One of the main problems Manifest API had in the early stages was that there was no frontend to visualise all of the entities we had ingested to the Manifest API. This is where Backstage comes in, an open source software catalog.

DAZN’s DX team documented the journey taken with bringing Backstage to DAZN.

Backstage Catalog

As can be seen in the above screenshot Backstage offered everything we needed to visualise the data in Manifest API as well as create new plugins that enhanced the DAZN Manifest capabilities. This was all done with minimal changes to our DAZN Manifest schema making it an excellent addition to our toolset.

Manifest Driven PagerDuty

At DAZN our primary paging tool is PagerDuty. In the past when teams wanted to register a new service in PagerDuty they would do so using a terraform module. This meant that teams had to choose their service name and hopefully that service name matched what was in the manifest.
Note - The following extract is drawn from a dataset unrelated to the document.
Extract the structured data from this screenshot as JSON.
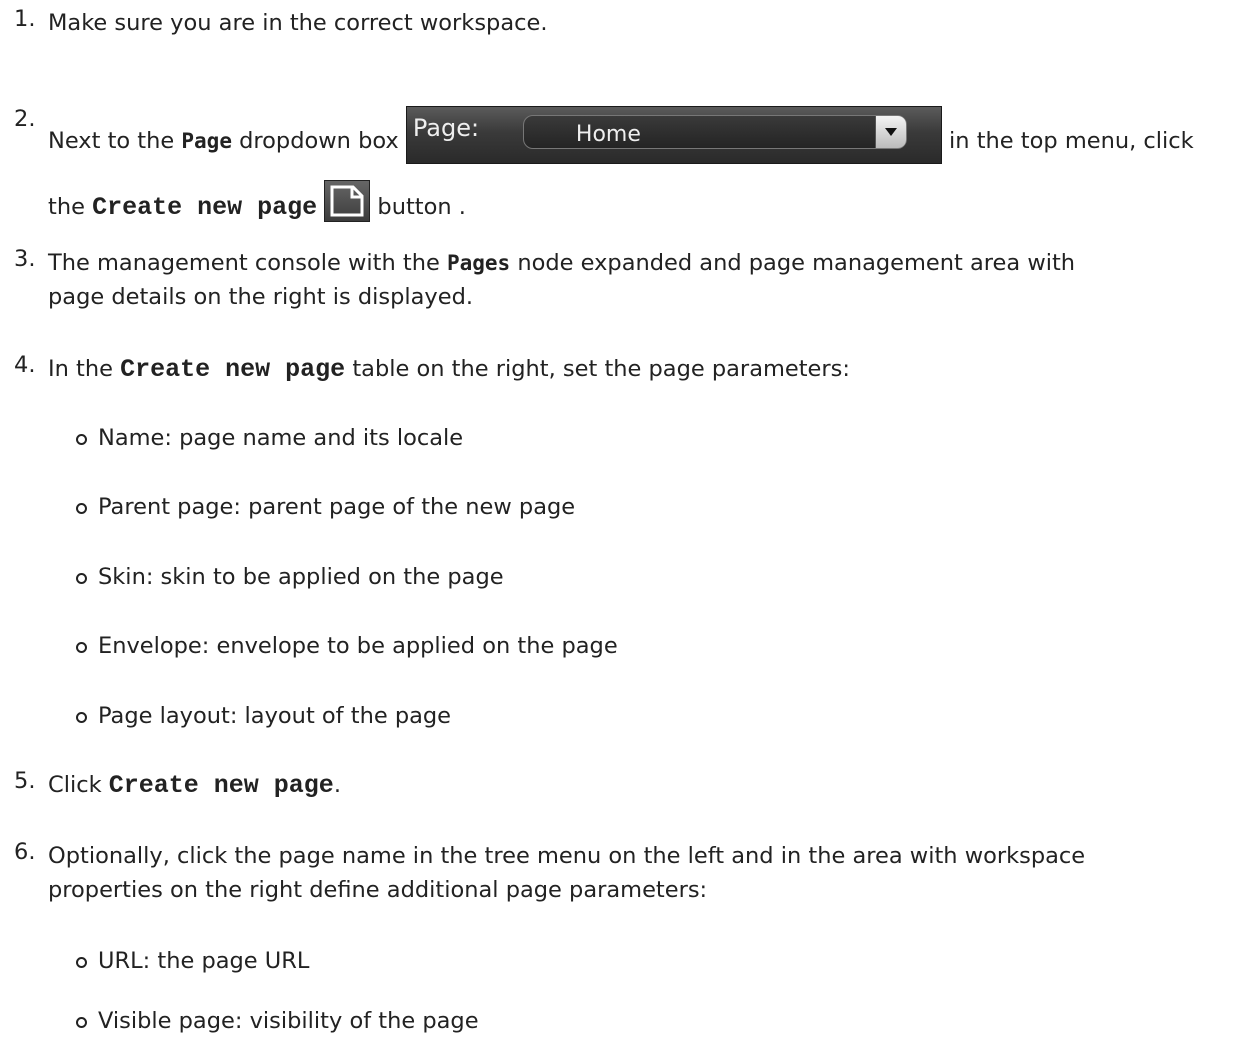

Since we want the manifest to be the source of truth of service definition and other entity types, we made a tool called Manifest Driven PagerDuty (MDPD). This allowed for the PagerDuty service to be defined in the DAZN Manifest.

DAZN Manifest “support” section

As seen in the above DAZN Manifest snippet a support section can be defined. This particular service shows that the support hours are defined and that this service is supported during weekdays.

Manifest Driven PagerDuty Services

MDPD creates PagerDuty services with a defined name format that is driven by the definition of the service inside the manifest. This allows for other automations to leverage PagerDuty to page teams if they need to be notified about their service, since the name is unique and can be looked up via MAPI.

Service Dependencies

The DAZN Manifest also allows the concept of defining a service dependency. By defining a dependency it allows to better understand the blast radius of incidents and allows for better risk assessment of large deployments.

Example of Dependencies defined in DAZN Manifest

The Manifest API only allows teams to create a dependency on a service that exists in the API.

Dependency Map in PagerDuty

As seen above if an incident was to occur on a service that your service is dependent on, it may be worth first checking if that service is indeed having a negative impact on your service. Time to resolution could be decreased with this information as the investigation could be started at the source of the problem immediately.

Dependency Map in Backstage (Depth 1 level)

This view it becomes much clearer what services may be impacted. It also allows new team members to have an overarching view of the system that they may be soon working on, this contextual view can help with the understanding of such a system.


Alexandria is an internal tool we use for recording deployments. Each pipeline is required to use a specific workflow step to gather information about a deployment and send that information to a central database. This deployment is enriched with information from the DAZN Manifest, primarily the service name. Internally we have built a Github Action that our developers can use which takes care of this.

Alexandria Deployment View

Since we are using the DAZN Manifest to determine the service name. We know that if the service is using Manifest Driven PagerDuty, we are able to determine the service name in PagerDuty. Hence, we can forward the information of the deployment to PagerDuty also.

Alexandria Deployment forwarded to PagerDuty

Since Djed is also driven by the DAZN Manifest, the same thing can be done for Djed Dashboards. An annotation gets created at the moment the deployment is sent. We are able to match this deployment with the service because the service name is taken from the DAZN Manifest.

Alexandria Deployment forwarded to Djed


Although in the early days the DAZN Manifest had no real purpose. Over time it grew to become a really important tool that makes life easier for everyone. It is really important to create a source of truth for identifying entities uniquely and linking them using the same name across any and all tooling where possible. If done correctly integrations can be created which can add a lot of value and save time.